Governor Chilundo holds a Ph.D. degree from the University of Minnesota, USA (1995) in African Social and Economic History. He is Associate Professor in the History Department at Universidade Eduardo Mondlane (UEM). He has been lecturing since 1986, after his graduation with distinction from Charles University in the former Republic of Czechoslovakia.

As a visiting Professor he has lectured at Colgate University in the USA. He has also taught at the University of Minnesota and delivered lectures at McGill University in Canada and at the University of Illinois, Champaign-Urbana, USA. He has also served as an external examiner at Agostinho Neto University in Angola.

His publications include books and articles on social and economic history as well as on land use and higher education issues.

Apart from teaching at the university, between 2001 and 2015 he has been involved in the management of higher education at the national level in Mozambique. First as the Coordinator of Higher Education (2001-2005) in the Ministry of Higher Education, Science and Technology, then as an adviser to the Minister of Education and Culture on higher education matters (2005-2010), and finally as Deputy Minister of Education responding for Higher Education (2010-2015). Previously he had served as the Planning Director at Eduardo Mondlane University between 1997 and 2001.

Between 2006 and 2012 he was part of the ADEA Working Group on Higher Education, which he chaired from 2009 to 2012.

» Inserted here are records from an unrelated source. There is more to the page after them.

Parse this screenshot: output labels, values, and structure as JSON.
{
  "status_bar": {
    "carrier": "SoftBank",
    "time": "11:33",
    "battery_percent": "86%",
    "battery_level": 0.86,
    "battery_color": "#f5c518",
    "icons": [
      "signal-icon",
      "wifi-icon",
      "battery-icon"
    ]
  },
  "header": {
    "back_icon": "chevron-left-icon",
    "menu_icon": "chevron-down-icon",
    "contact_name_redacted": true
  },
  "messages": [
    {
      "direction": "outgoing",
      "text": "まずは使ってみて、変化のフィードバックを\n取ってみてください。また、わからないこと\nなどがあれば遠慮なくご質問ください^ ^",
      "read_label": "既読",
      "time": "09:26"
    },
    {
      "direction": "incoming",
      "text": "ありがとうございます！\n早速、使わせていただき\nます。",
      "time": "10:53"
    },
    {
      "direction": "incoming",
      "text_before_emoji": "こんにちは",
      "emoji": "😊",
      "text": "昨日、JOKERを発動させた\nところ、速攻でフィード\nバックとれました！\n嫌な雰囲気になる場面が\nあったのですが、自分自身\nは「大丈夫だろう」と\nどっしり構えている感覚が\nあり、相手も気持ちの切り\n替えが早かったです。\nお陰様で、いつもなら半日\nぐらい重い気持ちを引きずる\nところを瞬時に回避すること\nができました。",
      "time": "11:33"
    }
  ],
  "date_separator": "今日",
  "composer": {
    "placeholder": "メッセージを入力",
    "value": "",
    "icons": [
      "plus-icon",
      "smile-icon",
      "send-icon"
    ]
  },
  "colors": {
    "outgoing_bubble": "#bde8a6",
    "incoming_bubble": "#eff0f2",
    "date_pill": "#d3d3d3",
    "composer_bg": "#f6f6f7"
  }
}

On a part-time basis he chaired the Land Studies Unit, known in Portuguese, as Núcleo de Estudos de Terra e Desenvolvimento, between 1997 and 2006, which was responsible for research on land and environmental issues, including gender in rural areas. Funded initially by USAID, then by Ford and Kellogg Foundations, this Unit was responsible for recommending new land legislation and its dissemination throughout the country, for training many young Mozambicans in research leading to scientific essays for the completion of the first degrees, and for sending abroad students for their M.A. degrees. Later the Unit led the process that established the first M.A. degree in Mozambique in Rural Sociology and Development.